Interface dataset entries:
################
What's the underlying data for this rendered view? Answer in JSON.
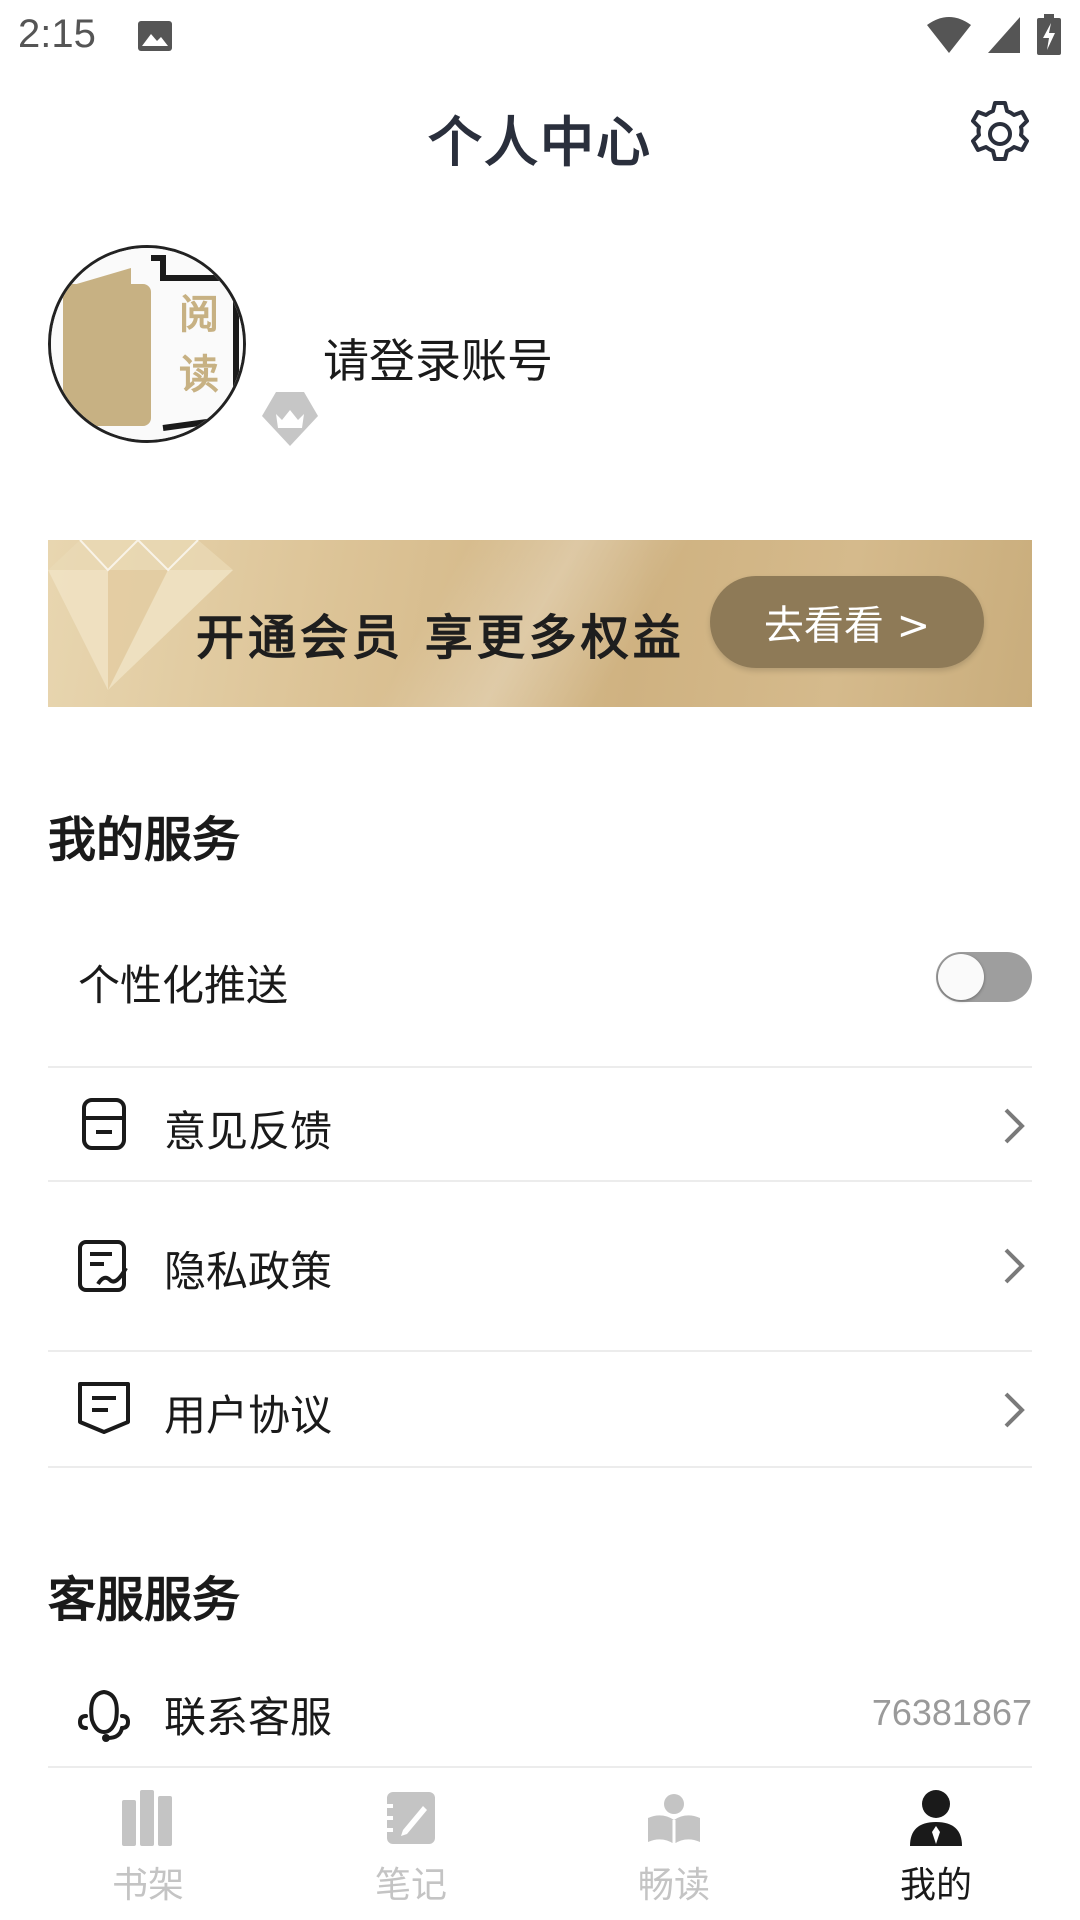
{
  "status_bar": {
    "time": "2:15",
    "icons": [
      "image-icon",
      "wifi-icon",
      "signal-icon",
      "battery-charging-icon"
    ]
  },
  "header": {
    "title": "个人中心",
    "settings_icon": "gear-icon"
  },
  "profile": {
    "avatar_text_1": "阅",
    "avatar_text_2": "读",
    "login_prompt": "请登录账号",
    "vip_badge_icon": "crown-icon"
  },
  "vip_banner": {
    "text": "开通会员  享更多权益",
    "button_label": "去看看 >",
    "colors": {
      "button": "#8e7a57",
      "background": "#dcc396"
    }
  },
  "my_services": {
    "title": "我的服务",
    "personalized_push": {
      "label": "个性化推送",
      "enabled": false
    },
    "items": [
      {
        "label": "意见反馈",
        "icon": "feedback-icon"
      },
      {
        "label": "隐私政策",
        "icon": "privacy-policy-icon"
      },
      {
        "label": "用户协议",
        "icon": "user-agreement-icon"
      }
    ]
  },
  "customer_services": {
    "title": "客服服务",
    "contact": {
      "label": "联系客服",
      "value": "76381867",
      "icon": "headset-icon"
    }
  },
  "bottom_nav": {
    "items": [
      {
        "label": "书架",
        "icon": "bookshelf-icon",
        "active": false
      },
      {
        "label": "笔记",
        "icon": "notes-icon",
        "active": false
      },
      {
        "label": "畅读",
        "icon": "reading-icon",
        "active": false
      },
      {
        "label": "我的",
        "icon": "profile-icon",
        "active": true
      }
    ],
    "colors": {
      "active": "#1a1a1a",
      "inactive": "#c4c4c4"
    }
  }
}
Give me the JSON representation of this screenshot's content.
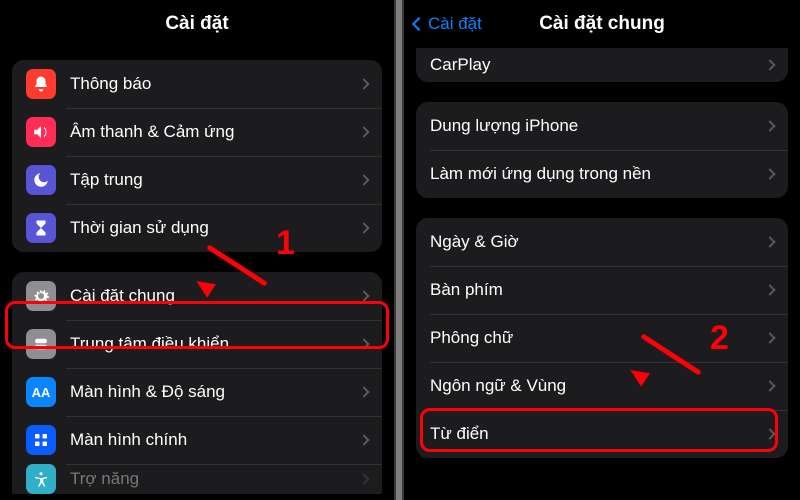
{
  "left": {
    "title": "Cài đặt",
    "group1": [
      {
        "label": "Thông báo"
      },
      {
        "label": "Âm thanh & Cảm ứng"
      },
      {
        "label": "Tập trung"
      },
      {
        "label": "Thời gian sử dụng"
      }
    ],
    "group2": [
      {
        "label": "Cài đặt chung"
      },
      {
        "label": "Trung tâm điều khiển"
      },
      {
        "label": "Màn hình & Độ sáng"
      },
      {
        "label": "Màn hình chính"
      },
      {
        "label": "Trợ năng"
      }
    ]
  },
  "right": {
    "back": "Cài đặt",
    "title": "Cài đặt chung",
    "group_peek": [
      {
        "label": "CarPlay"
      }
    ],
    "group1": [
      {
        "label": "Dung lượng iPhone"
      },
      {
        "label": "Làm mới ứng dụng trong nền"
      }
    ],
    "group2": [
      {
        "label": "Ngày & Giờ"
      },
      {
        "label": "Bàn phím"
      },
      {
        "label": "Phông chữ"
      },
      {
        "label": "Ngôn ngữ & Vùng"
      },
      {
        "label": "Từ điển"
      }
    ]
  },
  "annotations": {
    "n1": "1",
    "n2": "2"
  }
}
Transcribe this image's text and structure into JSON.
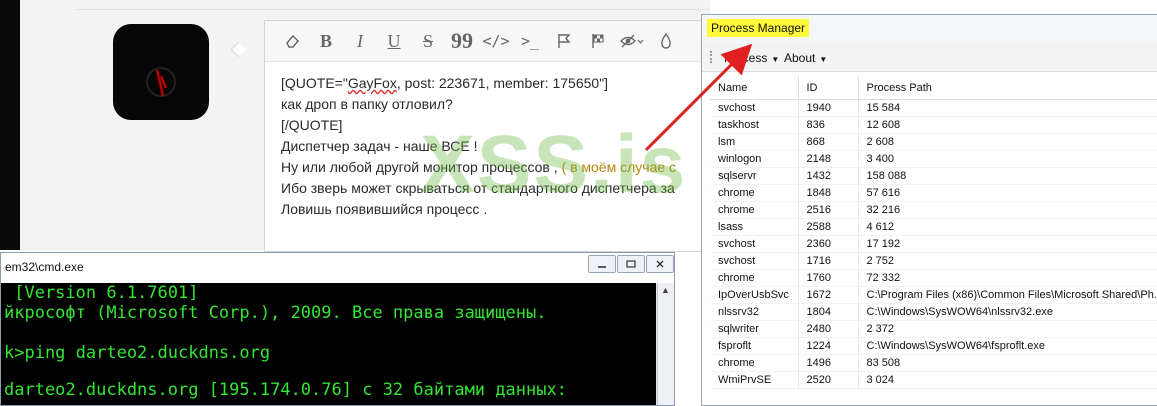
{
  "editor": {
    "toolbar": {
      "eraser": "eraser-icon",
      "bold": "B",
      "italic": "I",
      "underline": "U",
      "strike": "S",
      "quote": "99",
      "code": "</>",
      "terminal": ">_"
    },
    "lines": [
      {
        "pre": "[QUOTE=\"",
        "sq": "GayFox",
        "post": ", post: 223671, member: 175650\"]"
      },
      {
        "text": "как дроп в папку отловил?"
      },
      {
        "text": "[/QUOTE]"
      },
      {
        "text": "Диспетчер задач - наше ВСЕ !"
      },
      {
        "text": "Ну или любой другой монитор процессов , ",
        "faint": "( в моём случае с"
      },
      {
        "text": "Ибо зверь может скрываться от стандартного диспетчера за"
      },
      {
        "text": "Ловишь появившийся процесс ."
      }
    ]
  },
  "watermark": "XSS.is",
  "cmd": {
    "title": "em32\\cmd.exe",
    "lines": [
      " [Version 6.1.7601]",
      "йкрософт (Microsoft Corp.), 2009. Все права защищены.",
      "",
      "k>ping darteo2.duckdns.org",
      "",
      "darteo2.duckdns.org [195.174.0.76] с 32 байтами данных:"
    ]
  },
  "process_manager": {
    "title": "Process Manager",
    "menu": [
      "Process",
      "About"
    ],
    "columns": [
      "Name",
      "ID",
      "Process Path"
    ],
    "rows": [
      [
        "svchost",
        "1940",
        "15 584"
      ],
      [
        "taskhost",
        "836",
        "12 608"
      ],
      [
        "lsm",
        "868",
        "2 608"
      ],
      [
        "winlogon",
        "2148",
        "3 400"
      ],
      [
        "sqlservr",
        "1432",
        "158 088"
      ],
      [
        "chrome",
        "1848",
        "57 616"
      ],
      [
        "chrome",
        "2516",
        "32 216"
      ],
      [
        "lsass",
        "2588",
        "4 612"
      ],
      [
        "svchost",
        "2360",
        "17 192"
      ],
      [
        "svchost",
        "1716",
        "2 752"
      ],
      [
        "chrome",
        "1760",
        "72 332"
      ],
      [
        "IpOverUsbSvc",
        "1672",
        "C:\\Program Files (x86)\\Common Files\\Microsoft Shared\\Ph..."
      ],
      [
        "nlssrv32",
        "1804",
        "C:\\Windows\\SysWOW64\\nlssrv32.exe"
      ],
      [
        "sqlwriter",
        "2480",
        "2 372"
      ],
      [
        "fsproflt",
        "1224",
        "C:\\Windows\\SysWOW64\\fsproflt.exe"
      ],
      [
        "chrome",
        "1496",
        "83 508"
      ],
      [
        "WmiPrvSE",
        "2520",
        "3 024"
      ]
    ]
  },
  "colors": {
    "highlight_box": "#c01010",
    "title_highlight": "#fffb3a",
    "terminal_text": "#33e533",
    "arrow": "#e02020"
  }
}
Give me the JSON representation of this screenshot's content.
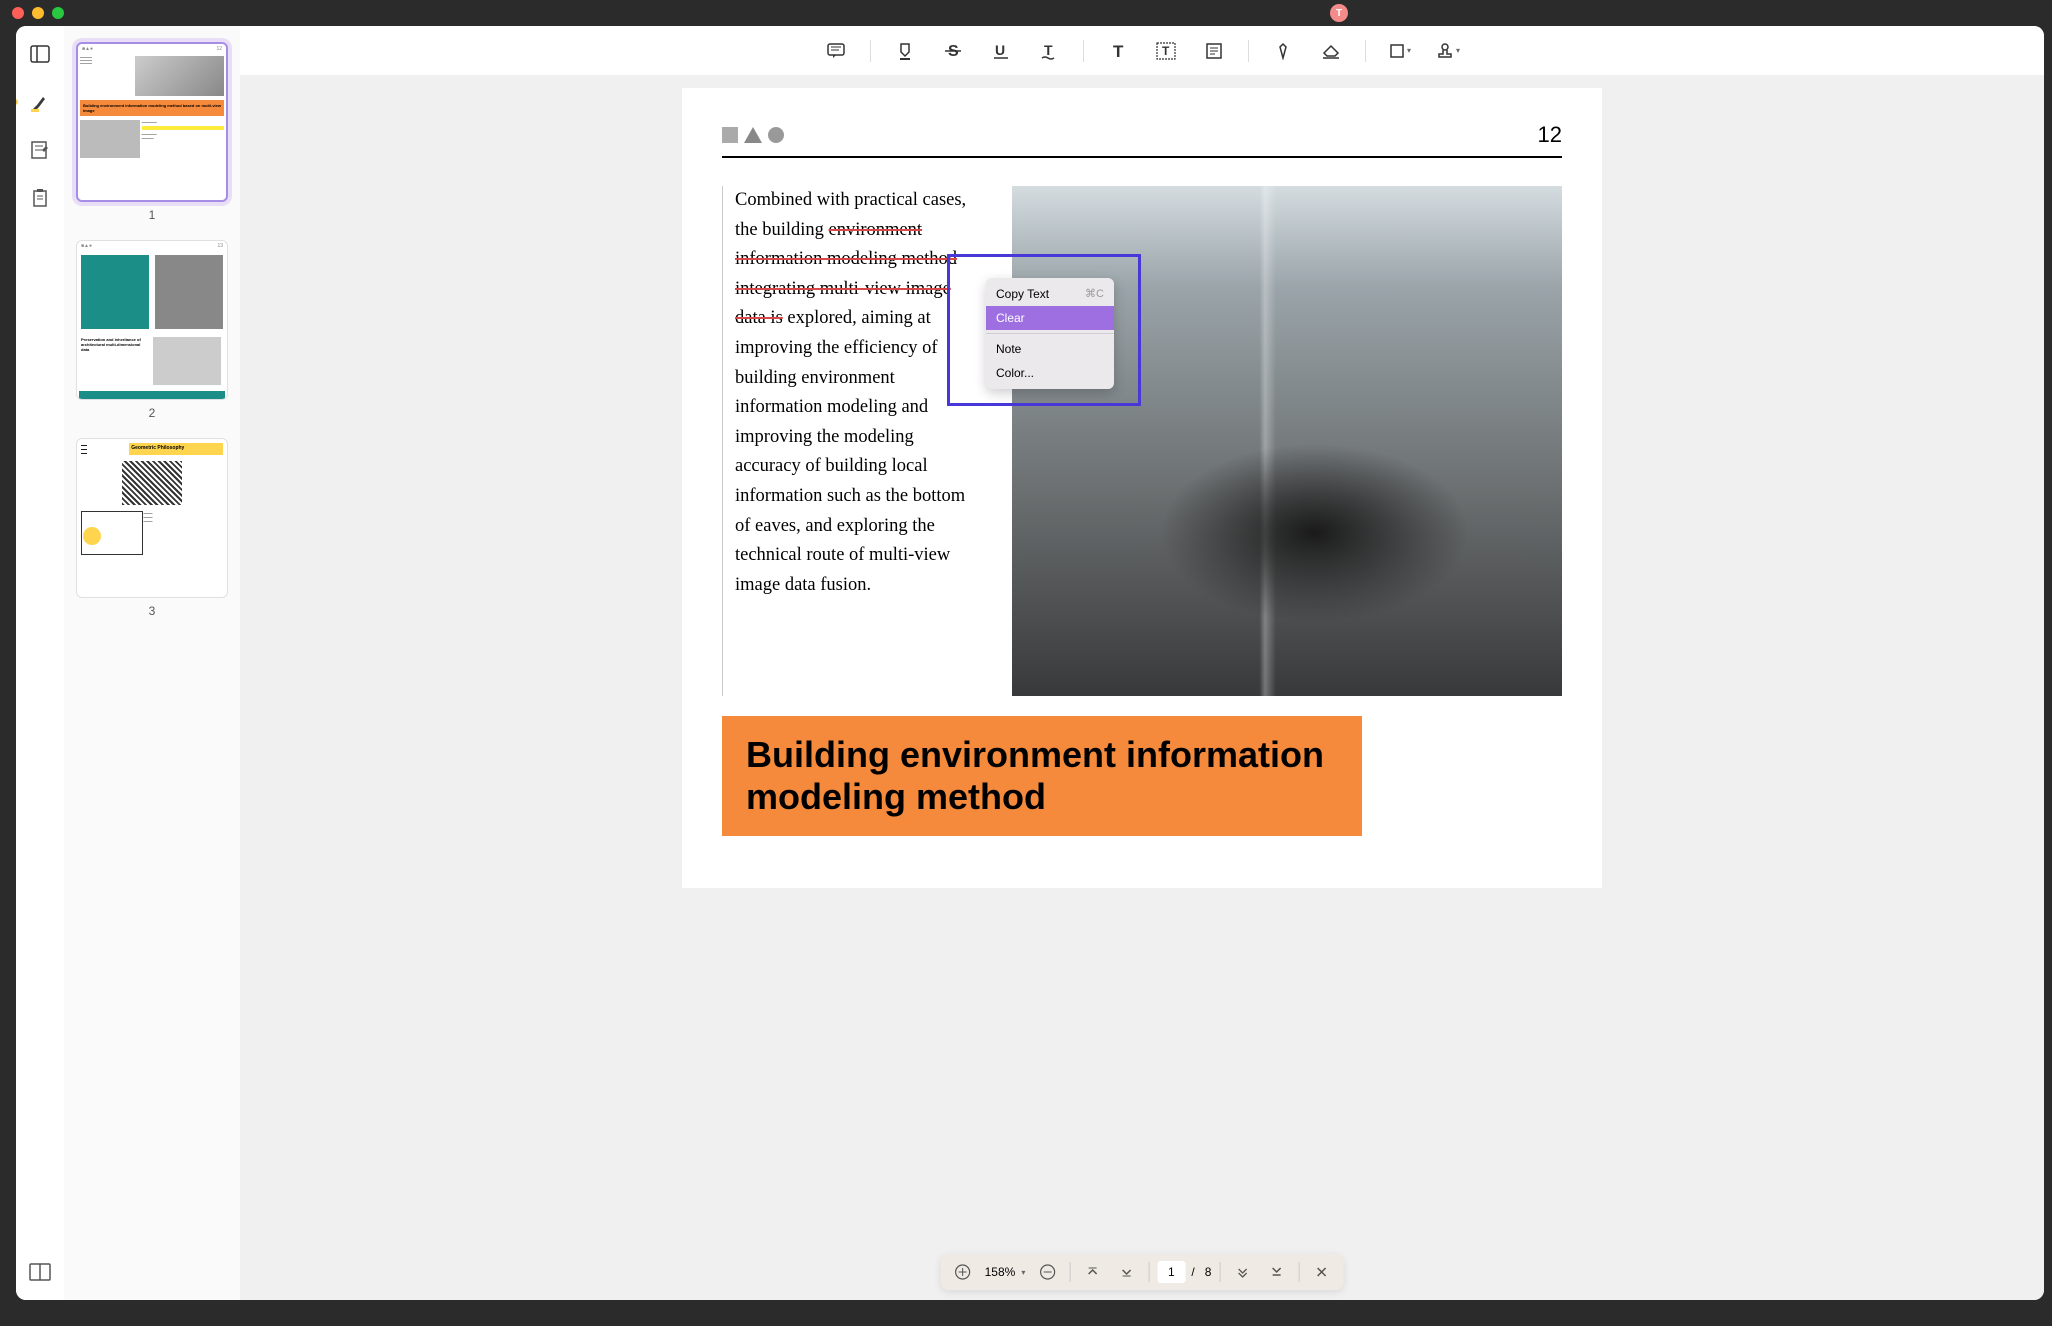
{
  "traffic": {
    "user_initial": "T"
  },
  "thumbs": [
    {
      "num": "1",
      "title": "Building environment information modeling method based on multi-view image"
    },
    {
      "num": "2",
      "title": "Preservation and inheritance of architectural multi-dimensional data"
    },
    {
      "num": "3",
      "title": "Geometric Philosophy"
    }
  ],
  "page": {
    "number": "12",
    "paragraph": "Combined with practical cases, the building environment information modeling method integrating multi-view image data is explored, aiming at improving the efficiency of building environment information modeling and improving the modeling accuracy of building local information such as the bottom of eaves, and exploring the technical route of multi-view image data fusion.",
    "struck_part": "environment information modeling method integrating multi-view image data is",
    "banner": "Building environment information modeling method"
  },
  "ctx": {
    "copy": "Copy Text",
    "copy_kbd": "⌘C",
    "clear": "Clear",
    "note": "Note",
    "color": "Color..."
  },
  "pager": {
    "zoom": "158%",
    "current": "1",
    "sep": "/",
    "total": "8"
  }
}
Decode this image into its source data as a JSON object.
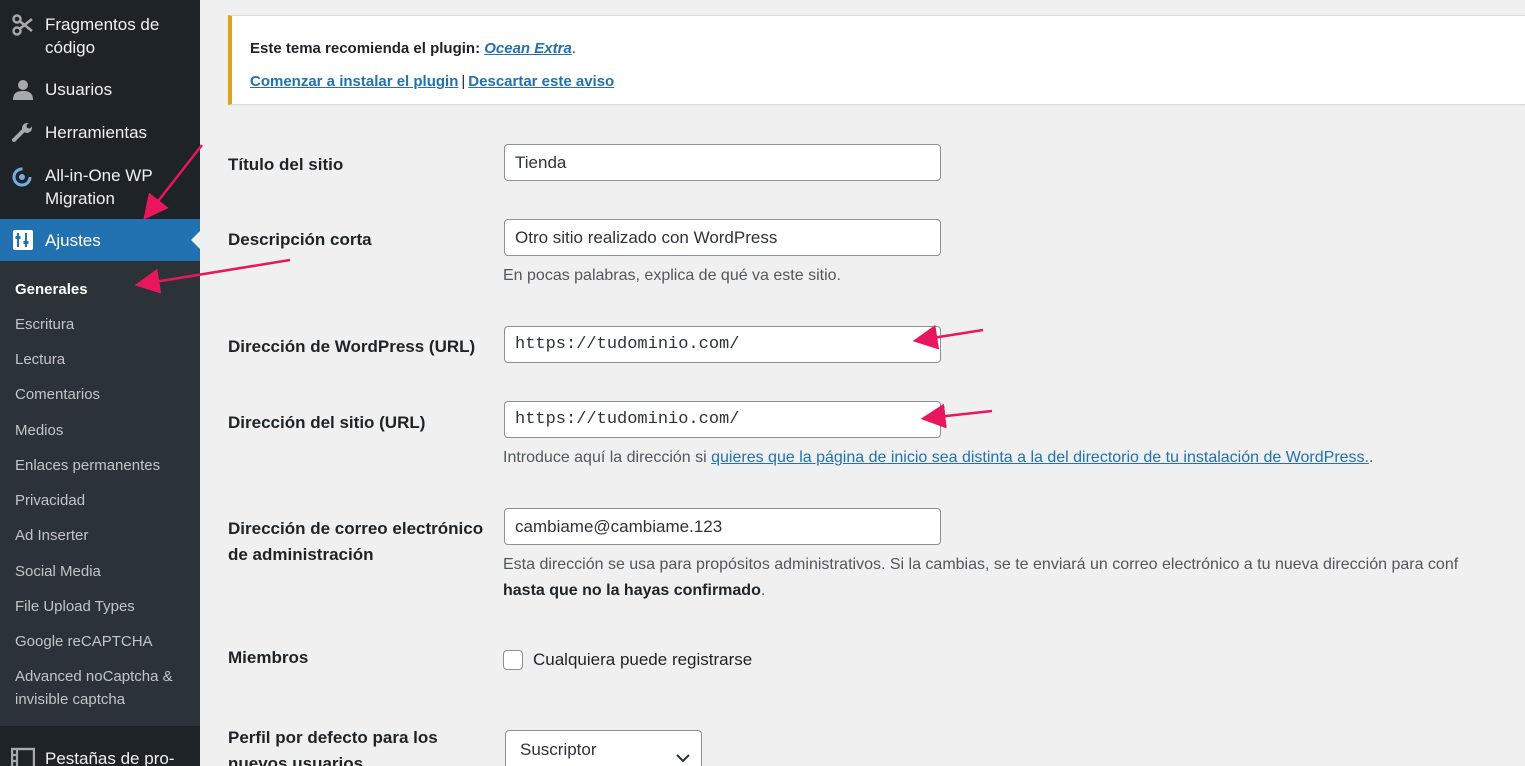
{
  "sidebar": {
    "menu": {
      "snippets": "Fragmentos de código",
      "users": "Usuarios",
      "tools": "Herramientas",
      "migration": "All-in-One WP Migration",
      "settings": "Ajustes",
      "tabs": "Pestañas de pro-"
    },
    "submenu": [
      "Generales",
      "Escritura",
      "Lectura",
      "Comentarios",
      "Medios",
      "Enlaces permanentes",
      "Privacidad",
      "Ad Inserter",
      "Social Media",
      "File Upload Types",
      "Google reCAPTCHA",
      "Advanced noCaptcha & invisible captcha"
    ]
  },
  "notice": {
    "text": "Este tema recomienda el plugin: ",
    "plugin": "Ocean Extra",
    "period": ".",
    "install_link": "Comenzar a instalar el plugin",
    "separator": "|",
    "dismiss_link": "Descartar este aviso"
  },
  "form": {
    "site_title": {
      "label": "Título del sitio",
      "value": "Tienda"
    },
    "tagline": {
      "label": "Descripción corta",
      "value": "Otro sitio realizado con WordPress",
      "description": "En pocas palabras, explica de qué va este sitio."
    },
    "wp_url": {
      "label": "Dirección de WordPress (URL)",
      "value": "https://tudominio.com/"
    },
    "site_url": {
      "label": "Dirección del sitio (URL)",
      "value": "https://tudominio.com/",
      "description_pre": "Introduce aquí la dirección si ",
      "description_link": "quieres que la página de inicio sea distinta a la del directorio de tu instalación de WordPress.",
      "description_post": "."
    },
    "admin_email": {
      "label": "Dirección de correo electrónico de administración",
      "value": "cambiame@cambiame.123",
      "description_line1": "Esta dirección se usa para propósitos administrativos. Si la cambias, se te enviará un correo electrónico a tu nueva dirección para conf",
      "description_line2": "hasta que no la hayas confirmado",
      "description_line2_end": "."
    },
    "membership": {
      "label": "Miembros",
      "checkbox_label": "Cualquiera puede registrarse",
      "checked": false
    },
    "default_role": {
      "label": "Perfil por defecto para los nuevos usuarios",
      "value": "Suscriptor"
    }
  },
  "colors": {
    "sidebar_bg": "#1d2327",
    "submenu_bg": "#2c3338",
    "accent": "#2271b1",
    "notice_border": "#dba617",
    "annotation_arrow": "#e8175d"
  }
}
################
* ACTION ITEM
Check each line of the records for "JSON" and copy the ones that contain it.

* OUTPUT FOR THIS TASK
What's the underlying data for this rendered view? Answer in JSON.
Give me the JSON representation of this screenshot's content.
Transcribe this image's text and structure into JSON.
Give me the JSON representation of this screenshot's content.
Decode this image into its source data as a JSON object.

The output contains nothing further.